Morrisons confirmed on Tuesday that it has cut sick pay for its unvaccinated staff members who have to isolate after being exposed to COVID-19.
Unvaccinated Morrisons workers who are forced to isolate but test negative will now receive statutory sick pay of £96.35 a week.
Workers who test positive will receive the firm’s full sick pay of at least £10 an hour.
Other large retailers such as Ikea, Next and Ocado (OCDO.L) have made similar moves as COVID-related staff absences rise.
The change in policy was first mentioned by Morrisons CEO Dave Potts in a conference call with investors in September, according to the Guardian.
The move was part of a plan to tackle the “biblical costs” of the impact of the coronavirus pandemic an was meant to encourage staff to get jabbed, the Guardian said.
The new policy will mean that unjabbed employees who are told by NHS Test and Trace that they need to isolate because they have been in contact with COVid-19 will only get the legal minimum amount of sick pay when they isolate.
In England, unvaccinated people must isolate for 10 days if they are exposed to COVID, even if they do not test positive themselves.
Morrisons said the new policy only applies to staff who choose to remain unvaccinated, and each individual is treated on a case-by-case basis.
Fully-vaccinated workers do not have to isolate when exposed to COVID and those who cannot receive the COVID vaccine for medical reasons are also not required to isolate in England.
Due to the rule change for vaccinated workers, which was introduced in August, unvaccinated employees have become more likely to take time off work than their vaccinated colleagues, even when they do not test positive for coronavirus.

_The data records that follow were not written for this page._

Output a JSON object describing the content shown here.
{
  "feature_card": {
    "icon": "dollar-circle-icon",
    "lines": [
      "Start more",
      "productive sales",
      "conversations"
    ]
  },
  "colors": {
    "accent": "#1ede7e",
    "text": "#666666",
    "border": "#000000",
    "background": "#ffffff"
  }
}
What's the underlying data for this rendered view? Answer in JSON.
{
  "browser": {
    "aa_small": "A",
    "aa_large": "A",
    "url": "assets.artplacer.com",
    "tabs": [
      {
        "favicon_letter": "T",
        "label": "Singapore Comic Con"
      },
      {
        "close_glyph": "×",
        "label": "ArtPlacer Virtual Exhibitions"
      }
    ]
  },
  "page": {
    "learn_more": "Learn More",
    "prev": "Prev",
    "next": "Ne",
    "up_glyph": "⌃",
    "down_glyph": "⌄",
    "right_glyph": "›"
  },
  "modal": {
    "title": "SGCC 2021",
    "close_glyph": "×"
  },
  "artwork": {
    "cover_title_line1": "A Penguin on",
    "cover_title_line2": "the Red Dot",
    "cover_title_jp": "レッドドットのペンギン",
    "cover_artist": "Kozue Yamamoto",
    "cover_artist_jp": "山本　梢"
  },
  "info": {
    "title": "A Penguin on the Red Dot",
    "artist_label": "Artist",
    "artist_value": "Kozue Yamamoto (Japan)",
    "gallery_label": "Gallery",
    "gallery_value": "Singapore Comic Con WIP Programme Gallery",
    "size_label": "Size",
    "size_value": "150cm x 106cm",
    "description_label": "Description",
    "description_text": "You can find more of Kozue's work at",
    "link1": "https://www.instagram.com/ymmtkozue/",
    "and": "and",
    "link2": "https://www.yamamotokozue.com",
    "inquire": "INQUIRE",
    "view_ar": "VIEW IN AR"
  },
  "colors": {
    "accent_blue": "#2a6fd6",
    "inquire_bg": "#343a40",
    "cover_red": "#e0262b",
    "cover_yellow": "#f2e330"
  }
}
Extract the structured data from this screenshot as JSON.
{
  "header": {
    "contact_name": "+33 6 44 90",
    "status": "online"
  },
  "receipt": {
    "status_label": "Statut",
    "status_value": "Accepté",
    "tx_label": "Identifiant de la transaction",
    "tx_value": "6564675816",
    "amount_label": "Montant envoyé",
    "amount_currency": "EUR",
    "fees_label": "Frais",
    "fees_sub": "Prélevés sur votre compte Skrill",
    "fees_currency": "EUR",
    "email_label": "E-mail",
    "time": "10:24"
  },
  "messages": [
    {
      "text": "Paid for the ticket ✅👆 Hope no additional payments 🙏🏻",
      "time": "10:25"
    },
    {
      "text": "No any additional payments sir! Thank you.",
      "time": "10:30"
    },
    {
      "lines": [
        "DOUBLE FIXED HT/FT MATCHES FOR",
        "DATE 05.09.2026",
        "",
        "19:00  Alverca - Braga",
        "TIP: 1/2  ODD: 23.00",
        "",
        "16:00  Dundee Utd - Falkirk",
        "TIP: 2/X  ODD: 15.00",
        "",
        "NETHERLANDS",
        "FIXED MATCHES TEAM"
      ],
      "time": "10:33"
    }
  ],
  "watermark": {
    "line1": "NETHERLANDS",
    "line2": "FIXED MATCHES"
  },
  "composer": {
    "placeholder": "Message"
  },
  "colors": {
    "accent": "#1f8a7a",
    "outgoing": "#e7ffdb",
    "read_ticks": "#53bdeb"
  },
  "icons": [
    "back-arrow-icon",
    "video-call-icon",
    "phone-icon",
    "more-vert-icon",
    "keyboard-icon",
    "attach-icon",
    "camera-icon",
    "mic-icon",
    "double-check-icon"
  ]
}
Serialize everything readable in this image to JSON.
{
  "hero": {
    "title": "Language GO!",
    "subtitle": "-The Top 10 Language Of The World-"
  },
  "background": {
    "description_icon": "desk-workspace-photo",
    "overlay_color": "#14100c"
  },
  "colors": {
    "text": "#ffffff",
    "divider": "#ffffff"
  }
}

Statutory sick pay is the minimum amount employers must pay when their workers have to take time off due to illness. But some offer more — this is normally known as company or contractual sick pay.